[Entries shown Boundary: Start]

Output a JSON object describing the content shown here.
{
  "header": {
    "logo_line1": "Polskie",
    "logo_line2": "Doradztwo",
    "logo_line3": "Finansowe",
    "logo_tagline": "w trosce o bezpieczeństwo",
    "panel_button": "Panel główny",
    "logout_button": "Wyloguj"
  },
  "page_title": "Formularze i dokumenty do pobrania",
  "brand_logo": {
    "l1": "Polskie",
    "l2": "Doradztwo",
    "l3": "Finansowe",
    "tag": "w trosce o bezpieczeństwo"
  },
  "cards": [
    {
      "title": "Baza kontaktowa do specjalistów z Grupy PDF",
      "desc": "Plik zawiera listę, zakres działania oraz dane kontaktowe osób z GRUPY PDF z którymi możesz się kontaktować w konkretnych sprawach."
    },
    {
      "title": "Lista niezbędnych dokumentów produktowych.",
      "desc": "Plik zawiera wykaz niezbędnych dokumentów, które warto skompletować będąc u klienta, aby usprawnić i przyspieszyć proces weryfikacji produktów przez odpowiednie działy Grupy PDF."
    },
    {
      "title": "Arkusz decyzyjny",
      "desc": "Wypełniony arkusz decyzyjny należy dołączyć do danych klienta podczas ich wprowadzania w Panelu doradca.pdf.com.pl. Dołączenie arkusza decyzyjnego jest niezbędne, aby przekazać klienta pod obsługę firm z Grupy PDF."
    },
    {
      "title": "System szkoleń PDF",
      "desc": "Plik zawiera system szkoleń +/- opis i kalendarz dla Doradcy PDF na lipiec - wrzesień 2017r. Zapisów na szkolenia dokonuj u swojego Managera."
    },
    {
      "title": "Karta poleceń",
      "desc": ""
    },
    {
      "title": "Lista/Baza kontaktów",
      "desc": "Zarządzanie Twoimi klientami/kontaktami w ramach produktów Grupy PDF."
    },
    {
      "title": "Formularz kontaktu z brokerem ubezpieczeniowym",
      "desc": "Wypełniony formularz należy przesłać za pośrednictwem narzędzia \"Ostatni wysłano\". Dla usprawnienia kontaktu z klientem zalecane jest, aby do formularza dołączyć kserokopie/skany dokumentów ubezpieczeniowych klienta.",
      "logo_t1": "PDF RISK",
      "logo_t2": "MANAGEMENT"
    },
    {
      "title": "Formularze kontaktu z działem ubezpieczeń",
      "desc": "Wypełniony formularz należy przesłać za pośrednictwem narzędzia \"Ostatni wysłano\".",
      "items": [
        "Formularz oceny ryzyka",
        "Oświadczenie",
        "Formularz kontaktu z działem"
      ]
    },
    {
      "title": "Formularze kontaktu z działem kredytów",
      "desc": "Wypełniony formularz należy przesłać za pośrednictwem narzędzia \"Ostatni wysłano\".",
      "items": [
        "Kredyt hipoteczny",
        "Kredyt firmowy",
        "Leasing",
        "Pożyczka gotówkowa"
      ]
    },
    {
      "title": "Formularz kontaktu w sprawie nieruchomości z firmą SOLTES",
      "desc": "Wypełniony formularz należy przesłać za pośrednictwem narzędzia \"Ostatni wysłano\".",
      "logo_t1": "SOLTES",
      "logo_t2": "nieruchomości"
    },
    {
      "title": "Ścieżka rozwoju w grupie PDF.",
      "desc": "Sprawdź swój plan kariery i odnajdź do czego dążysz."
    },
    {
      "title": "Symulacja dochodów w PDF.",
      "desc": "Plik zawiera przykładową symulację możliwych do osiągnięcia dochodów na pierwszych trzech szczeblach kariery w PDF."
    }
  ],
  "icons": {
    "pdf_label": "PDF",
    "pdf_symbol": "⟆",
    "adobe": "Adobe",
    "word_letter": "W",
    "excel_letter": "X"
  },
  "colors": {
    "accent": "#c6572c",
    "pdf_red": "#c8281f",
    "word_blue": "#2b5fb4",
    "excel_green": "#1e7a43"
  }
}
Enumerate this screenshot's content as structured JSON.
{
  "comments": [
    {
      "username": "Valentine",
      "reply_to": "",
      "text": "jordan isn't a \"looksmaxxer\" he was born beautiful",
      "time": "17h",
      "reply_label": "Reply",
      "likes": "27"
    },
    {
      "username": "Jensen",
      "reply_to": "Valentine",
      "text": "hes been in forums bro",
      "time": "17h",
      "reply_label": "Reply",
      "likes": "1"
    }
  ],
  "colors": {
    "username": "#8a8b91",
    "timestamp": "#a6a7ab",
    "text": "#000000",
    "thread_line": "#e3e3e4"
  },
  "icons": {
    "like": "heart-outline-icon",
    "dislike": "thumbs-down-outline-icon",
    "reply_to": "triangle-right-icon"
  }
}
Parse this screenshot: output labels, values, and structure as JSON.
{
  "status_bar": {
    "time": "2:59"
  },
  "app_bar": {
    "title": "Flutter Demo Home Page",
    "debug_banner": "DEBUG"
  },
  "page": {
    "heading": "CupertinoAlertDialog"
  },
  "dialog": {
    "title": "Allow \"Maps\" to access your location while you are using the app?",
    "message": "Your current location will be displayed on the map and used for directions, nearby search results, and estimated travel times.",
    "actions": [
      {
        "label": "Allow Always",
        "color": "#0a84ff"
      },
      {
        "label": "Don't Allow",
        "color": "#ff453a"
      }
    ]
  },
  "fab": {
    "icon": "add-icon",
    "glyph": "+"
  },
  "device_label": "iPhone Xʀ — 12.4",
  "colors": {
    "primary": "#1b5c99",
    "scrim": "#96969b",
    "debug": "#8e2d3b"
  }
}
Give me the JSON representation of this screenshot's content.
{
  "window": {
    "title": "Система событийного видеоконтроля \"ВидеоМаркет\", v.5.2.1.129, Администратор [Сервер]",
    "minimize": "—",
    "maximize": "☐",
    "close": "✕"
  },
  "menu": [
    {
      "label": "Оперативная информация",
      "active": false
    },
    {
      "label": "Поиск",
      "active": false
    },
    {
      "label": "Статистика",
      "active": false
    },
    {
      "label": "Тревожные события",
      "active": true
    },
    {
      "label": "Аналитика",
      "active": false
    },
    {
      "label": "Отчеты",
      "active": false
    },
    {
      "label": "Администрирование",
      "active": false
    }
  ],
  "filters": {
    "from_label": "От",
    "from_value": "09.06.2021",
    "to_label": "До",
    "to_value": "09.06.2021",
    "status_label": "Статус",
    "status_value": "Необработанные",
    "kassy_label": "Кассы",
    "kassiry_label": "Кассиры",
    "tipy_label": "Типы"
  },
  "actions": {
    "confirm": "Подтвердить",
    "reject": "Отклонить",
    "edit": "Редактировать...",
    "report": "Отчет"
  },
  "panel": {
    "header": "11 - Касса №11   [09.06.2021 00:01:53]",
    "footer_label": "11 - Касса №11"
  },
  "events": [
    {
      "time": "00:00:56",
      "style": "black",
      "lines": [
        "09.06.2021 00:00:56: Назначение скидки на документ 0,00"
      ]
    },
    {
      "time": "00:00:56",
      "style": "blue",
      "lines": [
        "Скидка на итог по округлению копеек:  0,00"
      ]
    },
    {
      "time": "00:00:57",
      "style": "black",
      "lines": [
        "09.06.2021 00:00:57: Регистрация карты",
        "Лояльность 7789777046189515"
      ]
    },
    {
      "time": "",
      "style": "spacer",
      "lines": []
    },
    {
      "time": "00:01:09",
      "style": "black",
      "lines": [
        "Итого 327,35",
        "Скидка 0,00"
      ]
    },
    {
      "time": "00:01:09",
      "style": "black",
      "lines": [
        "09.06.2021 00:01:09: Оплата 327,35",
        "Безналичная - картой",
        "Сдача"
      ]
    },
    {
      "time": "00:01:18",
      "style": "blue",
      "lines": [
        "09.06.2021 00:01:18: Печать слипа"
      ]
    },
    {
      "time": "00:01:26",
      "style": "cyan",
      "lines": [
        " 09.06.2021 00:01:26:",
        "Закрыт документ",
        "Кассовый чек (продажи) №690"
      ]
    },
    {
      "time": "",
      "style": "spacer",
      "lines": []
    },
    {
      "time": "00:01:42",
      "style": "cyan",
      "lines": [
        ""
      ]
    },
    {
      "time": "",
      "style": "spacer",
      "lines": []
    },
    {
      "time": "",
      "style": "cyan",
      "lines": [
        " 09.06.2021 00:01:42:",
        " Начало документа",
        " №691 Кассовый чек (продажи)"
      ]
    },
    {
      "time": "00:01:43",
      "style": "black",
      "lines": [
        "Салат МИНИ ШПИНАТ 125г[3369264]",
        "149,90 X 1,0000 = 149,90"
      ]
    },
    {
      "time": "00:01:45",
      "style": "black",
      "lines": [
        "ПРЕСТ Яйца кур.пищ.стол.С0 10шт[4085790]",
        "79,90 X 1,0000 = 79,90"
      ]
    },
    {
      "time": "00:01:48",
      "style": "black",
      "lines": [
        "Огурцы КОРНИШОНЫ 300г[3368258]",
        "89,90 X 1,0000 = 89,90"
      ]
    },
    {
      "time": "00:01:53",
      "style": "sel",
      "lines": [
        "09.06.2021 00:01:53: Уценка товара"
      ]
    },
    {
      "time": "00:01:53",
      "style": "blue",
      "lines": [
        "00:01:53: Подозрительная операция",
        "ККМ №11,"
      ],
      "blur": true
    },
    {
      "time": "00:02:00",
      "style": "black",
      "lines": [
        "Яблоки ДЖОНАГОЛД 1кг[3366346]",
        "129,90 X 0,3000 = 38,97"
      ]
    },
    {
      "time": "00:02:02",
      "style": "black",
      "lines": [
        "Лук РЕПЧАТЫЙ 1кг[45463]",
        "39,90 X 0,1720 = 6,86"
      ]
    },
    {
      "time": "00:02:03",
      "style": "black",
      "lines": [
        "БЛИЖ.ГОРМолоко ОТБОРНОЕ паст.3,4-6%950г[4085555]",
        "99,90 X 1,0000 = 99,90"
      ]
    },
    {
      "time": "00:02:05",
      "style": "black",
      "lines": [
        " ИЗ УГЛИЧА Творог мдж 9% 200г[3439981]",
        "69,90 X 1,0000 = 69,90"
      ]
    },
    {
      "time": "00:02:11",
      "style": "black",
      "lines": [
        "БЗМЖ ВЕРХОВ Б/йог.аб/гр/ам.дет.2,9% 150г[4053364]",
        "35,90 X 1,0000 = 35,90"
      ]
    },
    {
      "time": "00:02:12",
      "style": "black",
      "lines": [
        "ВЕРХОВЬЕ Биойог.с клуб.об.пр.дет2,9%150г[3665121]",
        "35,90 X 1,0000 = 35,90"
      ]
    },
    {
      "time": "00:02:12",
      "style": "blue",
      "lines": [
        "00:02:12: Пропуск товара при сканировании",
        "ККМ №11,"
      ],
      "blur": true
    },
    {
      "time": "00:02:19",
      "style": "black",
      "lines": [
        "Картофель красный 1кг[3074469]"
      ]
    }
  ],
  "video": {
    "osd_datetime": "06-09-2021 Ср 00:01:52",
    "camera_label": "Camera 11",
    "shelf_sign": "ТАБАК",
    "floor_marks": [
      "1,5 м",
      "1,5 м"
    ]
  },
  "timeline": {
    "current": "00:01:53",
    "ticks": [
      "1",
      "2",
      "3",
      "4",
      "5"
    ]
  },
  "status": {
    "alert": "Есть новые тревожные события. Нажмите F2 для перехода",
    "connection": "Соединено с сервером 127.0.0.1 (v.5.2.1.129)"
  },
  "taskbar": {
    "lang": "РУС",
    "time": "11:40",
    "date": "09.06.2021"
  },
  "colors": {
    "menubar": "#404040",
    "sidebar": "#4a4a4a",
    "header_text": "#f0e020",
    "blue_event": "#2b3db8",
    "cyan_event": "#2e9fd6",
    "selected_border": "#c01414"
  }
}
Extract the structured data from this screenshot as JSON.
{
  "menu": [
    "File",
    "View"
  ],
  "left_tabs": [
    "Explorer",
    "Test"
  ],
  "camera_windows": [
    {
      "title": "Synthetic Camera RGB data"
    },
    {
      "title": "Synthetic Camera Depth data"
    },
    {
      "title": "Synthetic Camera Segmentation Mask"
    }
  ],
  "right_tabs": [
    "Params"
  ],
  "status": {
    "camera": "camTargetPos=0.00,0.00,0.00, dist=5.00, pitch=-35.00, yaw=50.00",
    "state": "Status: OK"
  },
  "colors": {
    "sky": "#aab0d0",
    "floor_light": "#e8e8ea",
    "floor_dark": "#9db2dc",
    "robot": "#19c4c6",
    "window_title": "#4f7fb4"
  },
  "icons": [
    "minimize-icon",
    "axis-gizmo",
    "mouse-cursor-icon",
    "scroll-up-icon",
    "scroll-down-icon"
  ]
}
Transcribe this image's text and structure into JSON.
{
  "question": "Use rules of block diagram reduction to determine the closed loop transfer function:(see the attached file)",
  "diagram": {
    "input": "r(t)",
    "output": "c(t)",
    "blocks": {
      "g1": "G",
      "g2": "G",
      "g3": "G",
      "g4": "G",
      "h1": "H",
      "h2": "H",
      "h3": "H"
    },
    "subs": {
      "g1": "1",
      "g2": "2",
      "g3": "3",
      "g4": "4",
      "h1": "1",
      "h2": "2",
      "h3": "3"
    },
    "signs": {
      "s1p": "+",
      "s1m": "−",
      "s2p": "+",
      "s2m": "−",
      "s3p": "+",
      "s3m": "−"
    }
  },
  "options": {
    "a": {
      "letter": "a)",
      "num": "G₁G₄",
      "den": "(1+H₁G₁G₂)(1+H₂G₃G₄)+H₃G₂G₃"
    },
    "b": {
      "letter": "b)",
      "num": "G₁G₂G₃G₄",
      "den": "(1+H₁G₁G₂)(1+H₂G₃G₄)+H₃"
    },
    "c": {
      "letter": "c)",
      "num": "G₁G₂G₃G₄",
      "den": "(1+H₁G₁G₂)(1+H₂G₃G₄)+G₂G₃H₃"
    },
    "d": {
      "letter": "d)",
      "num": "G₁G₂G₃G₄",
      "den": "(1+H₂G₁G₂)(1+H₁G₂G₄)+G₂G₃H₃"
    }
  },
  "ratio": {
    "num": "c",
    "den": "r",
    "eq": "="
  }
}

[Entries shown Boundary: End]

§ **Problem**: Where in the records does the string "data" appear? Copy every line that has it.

§ **Answer to this exercise**:
Extract the structured data from this screenshot as JSON.
      "title": "Synthetic Camera RGB data"
      "title": "Synthetic Camera Depth data"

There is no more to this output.